### TASK DETAILS
Lines of the material that include the word "true" are to be counted; only their number should be given.
++++++++++
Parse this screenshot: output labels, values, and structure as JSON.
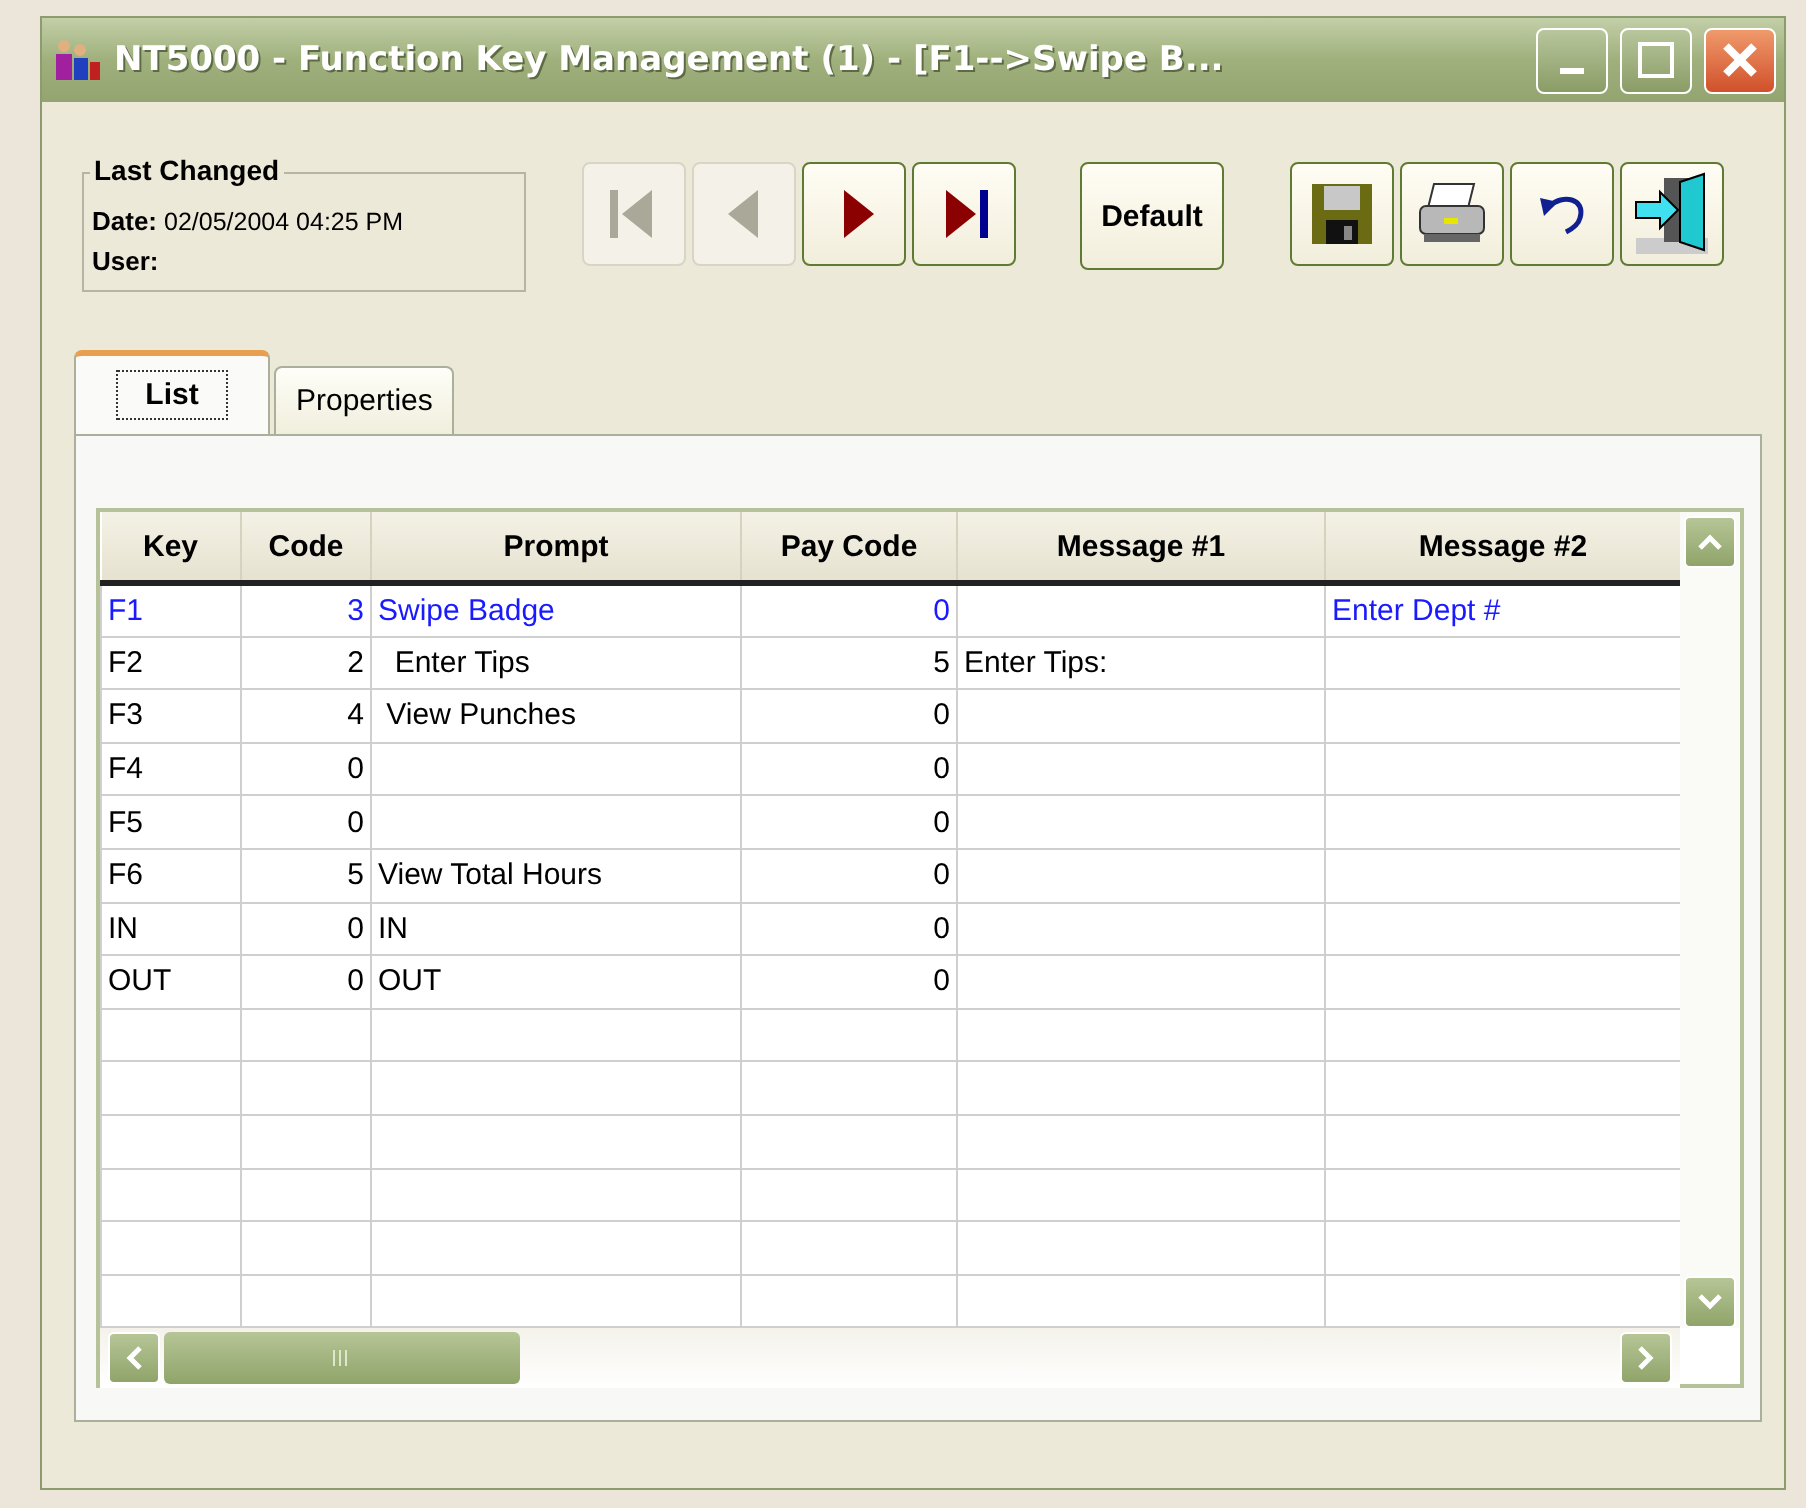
{
  "window": {
    "title": "NT5000 - Function Key Management (1) - [F1-->Swipe B..."
  },
  "last_changed": {
    "title": "Last Changed",
    "date_label": "Date:",
    "date": "02/05/2004 04:25 PM",
    "user_label": "User:"
  },
  "nav_buttons": [
    {
      "kind": "first",
      "disabled": true
    },
    {
      "kind": "previous",
      "disabled": true
    },
    {
      "kind": "next",
      "disabled": false
    },
    {
      "kind": "last",
      "disabled": false
    }
  ],
  "default_button": {
    "label": "Default"
  },
  "action_buttons": [
    {
      "kind": "save"
    },
    {
      "kind": "print"
    },
    {
      "kind": "undo"
    },
    {
      "kind": "exit"
    }
  ],
  "tabs": [
    {
      "label": "List",
      "selected": true
    },
    {
      "label": "Properties",
      "selected": false
    }
  ],
  "table": {
    "columns": [
      {
        "label": "Key",
        "kind": "text"
      },
      {
        "label": "Code",
        "kind": "number"
      },
      {
        "label": "Prompt",
        "kind": "text"
      },
      {
        "label": "Pay Code",
        "kind": "number"
      },
      {
        "label": "Message #1",
        "kind": "text"
      },
      {
        "label": "Message #2",
        "kind": "text"
      }
    ],
    "rows": [
      {
        "key": "F1",
        "code": "3",
        "prompt": "Swipe Badge",
        "pay_code": "0",
        "message_2": "Enter Dept #",
        "selected": true
      },
      {
        "key": "F2",
        "code": "2",
        "prompt": "  Enter Tips",
        "pay_code": "5",
        "message_1": "Enter Tips:",
        "selected": false
      },
      {
        "key": "F3",
        "code": "4",
        "prompt": " View Punches",
        "pay_code": "0",
        "selected": false
      },
      {
        "key": "F4",
        "code": "0",
        "pay_code": "0",
        "selected": false
      },
      {
        "key": "F5",
        "code": "0",
        "pay_code": "0",
        "selected": false
      },
      {
        "key": "F6",
        "code": "5",
        "prompt": "View Total Hours",
        "pay_code": "0",
        "selected": false
      },
      {
        "key": "IN",
        "code": "0",
        "prompt": "IN",
        "pay_code": "0",
        "selected": false
      },
      {
        "key": "OUT",
        "code": "0",
        "prompt": "OUT",
        "pay_code": "0",
        "selected": false
      }
    ]
  }
}
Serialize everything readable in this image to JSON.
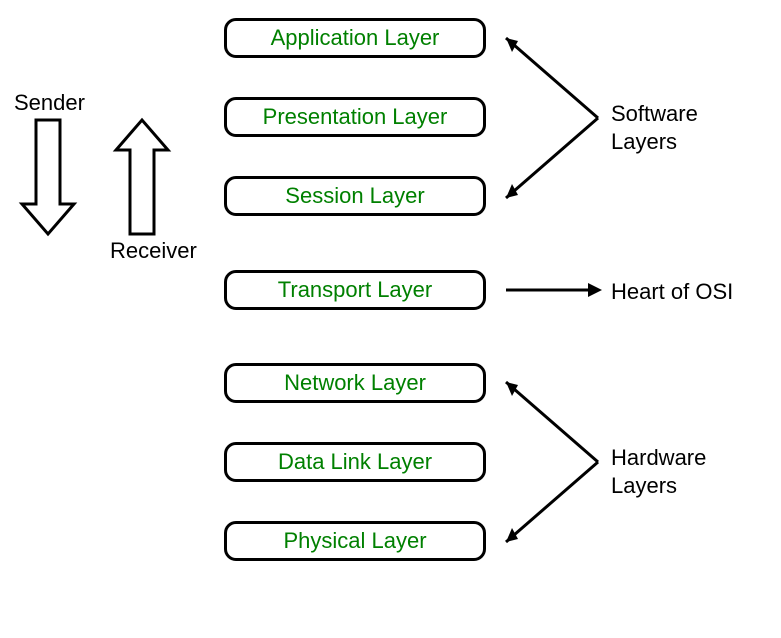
{
  "layers": {
    "l1": "Application Layer",
    "l2": "Presentation Layer",
    "l3": "Session Layer",
    "l4": "Transport Layer",
    "l5": "Network Layer",
    "l6": "Data Link Layer",
    "l7": "Physical Layer"
  },
  "labels": {
    "sender": "Sender",
    "receiver": "Receiver",
    "software": "Software\nLayers",
    "heart": "Heart of OSI",
    "hardware": "Hardware\nLayers"
  }
}
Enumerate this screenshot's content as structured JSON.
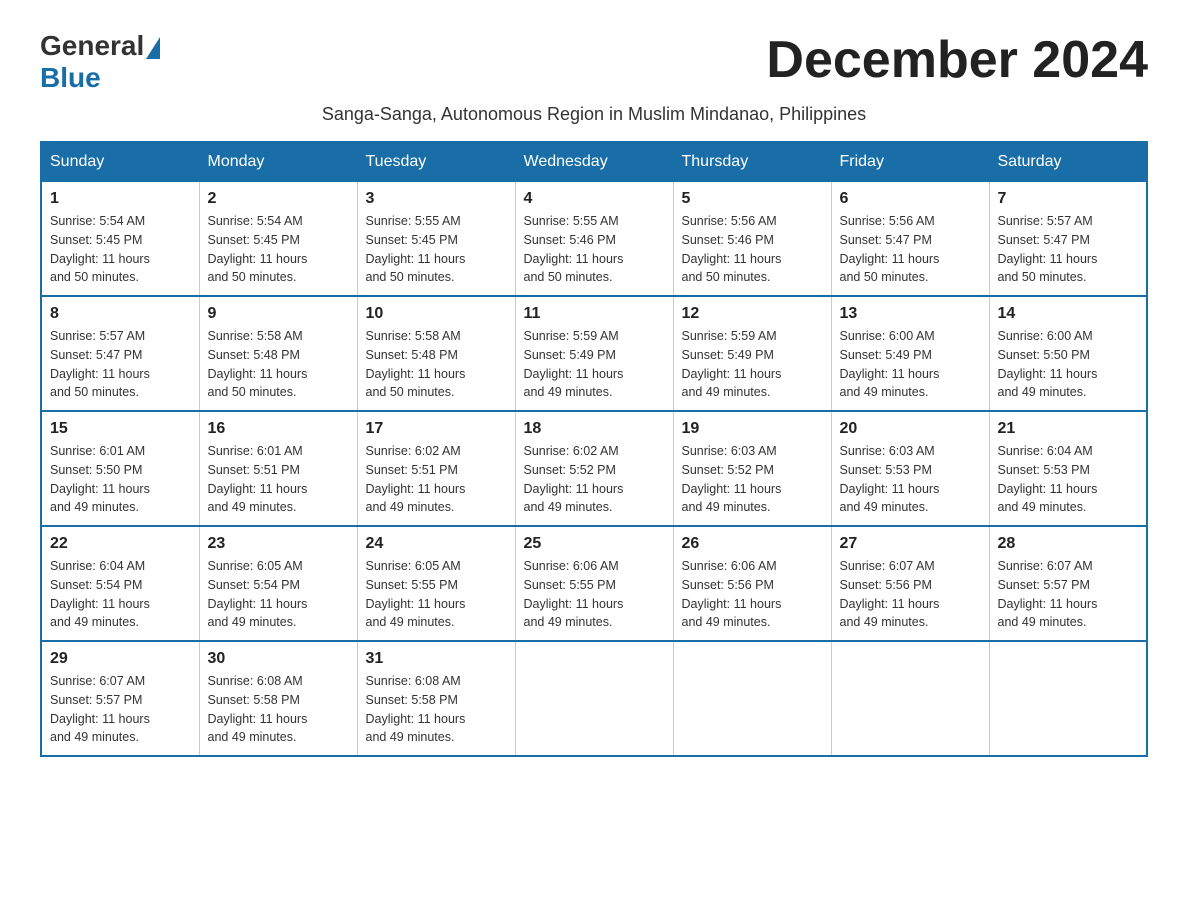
{
  "logo": {
    "general": "General",
    "blue": "Blue"
  },
  "title": "December 2024",
  "subtitle": "Sanga-Sanga, Autonomous Region in Muslim Mindanao, Philippines",
  "weekdays": [
    "Sunday",
    "Monday",
    "Tuesday",
    "Wednesday",
    "Thursday",
    "Friday",
    "Saturday"
  ],
  "weeks": [
    [
      {
        "day": "1",
        "sunrise": "5:54 AM",
        "sunset": "5:45 PM",
        "daylight": "11 hours and 50 minutes."
      },
      {
        "day": "2",
        "sunrise": "5:54 AM",
        "sunset": "5:45 PM",
        "daylight": "11 hours and 50 minutes."
      },
      {
        "day": "3",
        "sunrise": "5:55 AM",
        "sunset": "5:45 PM",
        "daylight": "11 hours and 50 minutes."
      },
      {
        "day": "4",
        "sunrise": "5:55 AM",
        "sunset": "5:46 PM",
        "daylight": "11 hours and 50 minutes."
      },
      {
        "day": "5",
        "sunrise": "5:56 AM",
        "sunset": "5:46 PM",
        "daylight": "11 hours and 50 minutes."
      },
      {
        "day": "6",
        "sunrise": "5:56 AM",
        "sunset": "5:47 PM",
        "daylight": "11 hours and 50 minutes."
      },
      {
        "day": "7",
        "sunrise": "5:57 AM",
        "sunset": "5:47 PM",
        "daylight": "11 hours and 50 minutes."
      }
    ],
    [
      {
        "day": "8",
        "sunrise": "5:57 AM",
        "sunset": "5:47 PM",
        "daylight": "11 hours and 50 minutes."
      },
      {
        "day": "9",
        "sunrise": "5:58 AM",
        "sunset": "5:48 PM",
        "daylight": "11 hours and 50 minutes."
      },
      {
        "day": "10",
        "sunrise": "5:58 AM",
        "sunset": "5:48 PM",
        "daylight": "11 hours and 50 minutes."
      },
      {
        "day": "11",
        "sunrise": "5:59 AM",
        "sunset": "5:49 PM",
        "daylight": "11 hours and 49 minutes."
      },
      {
        "day": "12",
        "sunrise": "5:59 AM",
        "sunset": "5:49 PM",
        "daylight": "11 hours and 49 minutes."
      },
      {
        "day": "13",
        "sunrise": "6:00 AM",
        "sunset": "5:49 PM",
        "daylight": "11 hours and 49 minutes."
      },
      {
        "day": "14",
        "sunrise": "6:00 AM",
        "sunset": "5:50 PM",
        "daylight": "11 hours and 49 minutes."
      }
    ],
    [
      {
        "day": "15",
        "sunrise": "6:01 AM",
        "sunset": "5:50 PM",
        "daylight": "11 hours and 49 minutes."
      },
      {
        "day": "16",
        "sunrise": "6:01 AM",
        "sunset": "5:51 PM",
        "daylight": "11 hours and 49 minutes."
      },
      {
        "day": "17",
        "sunrise": "6:02 AM",
        "sunset": "5:51 PM",
        "daylight": "11 hours and 49 minutes."
      },
      {
        "day": "18",
        "sunrise": "6:02 AM",
        "sunset": "5:52 PM",
        "daylight": "11 hours and 49 minutes."
      },
      {
        "day": "19",
        "sunrise": "6:03 AM",
        "sunset": "5:52 PM",
        "daylight": "11 hours and 49 minutes."
      },
      {
        "day": "20",
        "sunrise": "6:03 AM",
        "sunset": "5:53 PM",
        "daylight": "11 hours and 49 minutes."
      },
      {
        "day": "21",
        "sunrise": "6:04 AM",
        "sunset": "5:53 PM",
        "daylight": "11 hours and 49 minutes."
      }
    ],
    [
      {
        "day": "22",
        "sunrise": "6:04 AM",
        "sunset": "5:54 PM",
        "daylight": "11 hours and 49 minutes."
      },
      {
        "day": "23",
        "sunrise": "6:05 AM",
        "sunset": "5:54 PM",
        "daylight": "11 hours and 49 minutes."
      },
      {
        "day": "24",
        "sunrise": "6:05 AM",
        "sunset": "5:55 PM",
        "daylight": "11 hours and 49 minutes."
      },
      {
        "day": "25",
        "sunrise": "6:06 AM",
        "sunset": "5:55 PM",
        "daylight": "11 hours and 49 minutes."
      },
      {
        "day": "26",
        "sunrise": "6:06 AM",
        "sunset": "5:56 PM",
        "daylight": "11 hours and 49 minutes."
      },
      {
        "day": "27",
        "sunrise": "6:07 AM",
        "sunset": "5:56 PM",
        "daylight": "11 hours and 49 minutes."
      },
      {
        "day": "28",
        "sunrise": "6:07 AM",
        "sunset": "5:57 PM",
        "daylight": "11 hours and 49 minutes."
      }
    ],
    [
      {
        "day": "29",
        "sunrise": "6:07 AM",
        "sunset": "5:57 PM",
        "daylight": "11 hours and 49 minutes."
      },
      {
        "day": "30",
        "sunrise": "6:08 AM",
        "sunset": "5:58 PM",
        "daylight": "11 hours and 49 minutes."
      },
      {
        "day": "31",
        "sunrise": "6:08 AM",
        "sunset": "5:58 PM",
        "daylight": "11 hours and 49 minutes."
      },
      null,
      null,
      null,
      null
    ]
  ]
}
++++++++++
### WRITTEN RESPONSE
4